Even if you only casually follow news from the auto industry even casually you can see that the typical decisions an automaker would make are pretty predictable/ However every now and then the like throwing us for a loop in the best ways.
These cars were truly shocking in all the right was from their respective automakers:
2012 Lexus LFA
It’s been only four years since its debut but the Lexus LFA still feels like a happy accident. Toyota has gone through a number of image changes and they have since taken the look of the “sensible.” So what in the world gave the “rational & pragmatic” automaker, Toyota, the idea to spend ridiculous amounts of money and time developing a carbon fiber V10 supercar. These are the same people gearheads credit with the wave of “geriatric cars” yet this was a moment of pure automotive bliss, brilliance and possible insanity.
1992 Dodge Viper
Ok we’ve made fun of this totally 90s excess in car for. But since we live in an era where Dodge is all about them Hellcats and Scat Packs, we are more than a little nostalgic for then Dodge was more known the brutally cool Viper as a totally bizarre and totally welcome counterpoint to their history of generic 4-door front wheel drive sedans.
1990 Honda/Acura NSX
Honda was once known in the late-1980s for making the kind of sporty cars and F1 engines you’re typical fast-talking yuppie would get excited over, but no one ever imagined they would just up and it to beat a Ferrari road car at its own game. Not only did Honda build the NSX, it was so great it made the Italian exotic car maker up their game for the following decade.
1986 Lamborghini LM002
The Rambo Lambo. This blockbusting rage machine brings us back to a time where the exotic supercar makers at Lamborghini beat Hummer to building a military truck for average civilians. We know why (read here) but it’s so far off what we think of when it comes to Lamborghini that we still almost don’t believe it was ever real.
2007 Audi R8
Audi had regularly dominated the Le Mans race yet its road car lineup was known for an emphasis on quite a bit more pragmatism rather than being as exciting as their racecars. Then like a gift from on high, the R8 appeared on the scene and changed everything. It was Audi’s world-class sports car (some say supercar) from a company no one thought would conceive or build. It even had a starring role in the 1st Iron Man movie.
2004 Porsche Cayenne
These days it is quite commonplace for SUVs to come from sports car manufacturers but in 2004 the Cayenne was Porsche doing the unthinkable. More than 10 years ago we heard Porsche purists crying foul, but the Cayenne was and still is a runaway sales success that gave Porsche the freedom to invest in more absurdly powerful cars like the Carrera GT and in more Le Mans racing.
1992 Subaru SVX
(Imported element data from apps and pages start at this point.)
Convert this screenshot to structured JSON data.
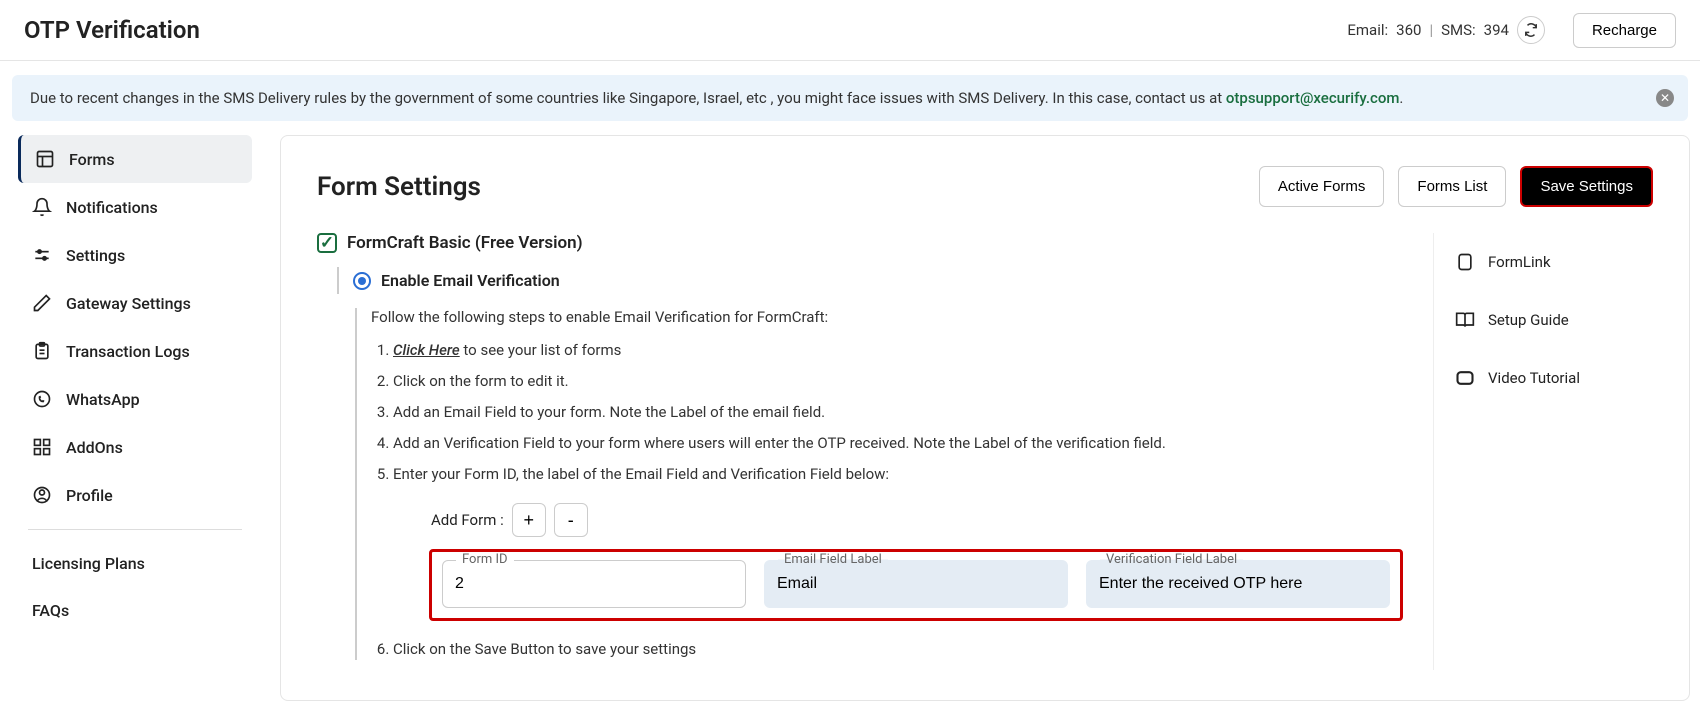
{
  "header": {
    "title": "OTP Verification",
    "email_label": "Email:",
    "email_count": "360",
    "sms_label": "SMS:",
    "sms_count": "394",
    "recharge": "Recharge"
  },
  "alert": {
    "text_before": "Due to recent changes in the SMS Delivery rules by the government of some countries like Singapore, Israel, etc , you might face issues with SMS Delivery. In this case, contact us at ",
    "email": "otpsupport@xecurify.com",
    "text_after": "."
  },
  "sidebar": {
    "items": [
      {
        "label": "Forms"
      },
      {
        "label": "Notifications"
      },
      {
        "label": "Settings"
      },
      {
        "label": "Gateway Settings"
      },
      {
        "label": "Transaction Logs"
      },
      {
        "label": "WhatsApp"
      },
      {
        "label": "AddOns"
      },
      {
        "label": "Profile"
      }
    ],
    "licensing": "Licensing Plans",
    "faqs": "FAQs"
  },
  "main": {
    "title": "Form Settings",
    "buttons": {
      "active_forms": "Active Forms",
      "forms_list": "Forms List",
      "save": "Save Settings"
    },
    "section_label": "FormCraft Basic (Free Version)",
    "radio_label": "Enable Email Verification",
    "intro": "Follow the following steps to enable Email Verification for FormCraft:",
    "step1_link": "Click Here",
    "step1_rest": " to see your list of forms",
    "step2": "Click on the form to edit it.",
    "step3": "Add an Email Field to your form. Note the Label of the email field.",
    "step4": "Add an Verification Field to your form where users will enter the OTP received. Note the Label of the verification field.",
    "step5": "Enter your Form ID, the label of the Email Field and Verification Field below:",
    "step6": "Click on the Save Button to save your settings",
    "addform_label": "Add Form :",
    "fields": {
      "form_id_label": "Form ID",
      "form_id_value": "2",
      "email_label": "Email Field Label",
      "email_value": "Email",
      "verif_label": "Verification Field Label",
      "verif_value": "Enter the received OTP here"
    },
    "right_links": {
      "formlink": "FormLink",
      "setup": "Setup Guide",
      "video": "Video Tutorial"
    }
  }
}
Subaru‘s always had been known for making made slightly offbeat cars, but the SVX takes the weird cake. Thanks to the glorious economic bubble of Japan in the late-1980s, Subaru had the guts to make the SVX: a Giugario-designed luxury grand tourer that cost nearly $40,000 (at the time). It didn’t sell well but it has more than its fair share of fans.
2013 BMW i3
It’s now a routine for automakers to show off future “mobility” concepts at every other auto shows, just to show how much they are thinking about the future. Rarely do these ever into the actual production phase. BMW actually went ahead and built the i3 and as a bonus, they even managed to keep its concept car looks intact.
2000 Saleen S7
So no one can answer how the small but renowned California Mustang tuner managed to build a tube-framed 200-mph supercar. In fact even after all the digging, the Saleen S7’s origins are still a mystery today, but either way it’s pretty awesome that this car even exists in the first place.
1965 Ford GT40
Long ago, Henry Ford II set out to beat Enzo Ferrari at his own game. At the time very few ever believed he’d actually be able to pull that off. He did. The 1965 GT40 accomplished its intended mission and to this day it is still one of the greatest legends in automotive history.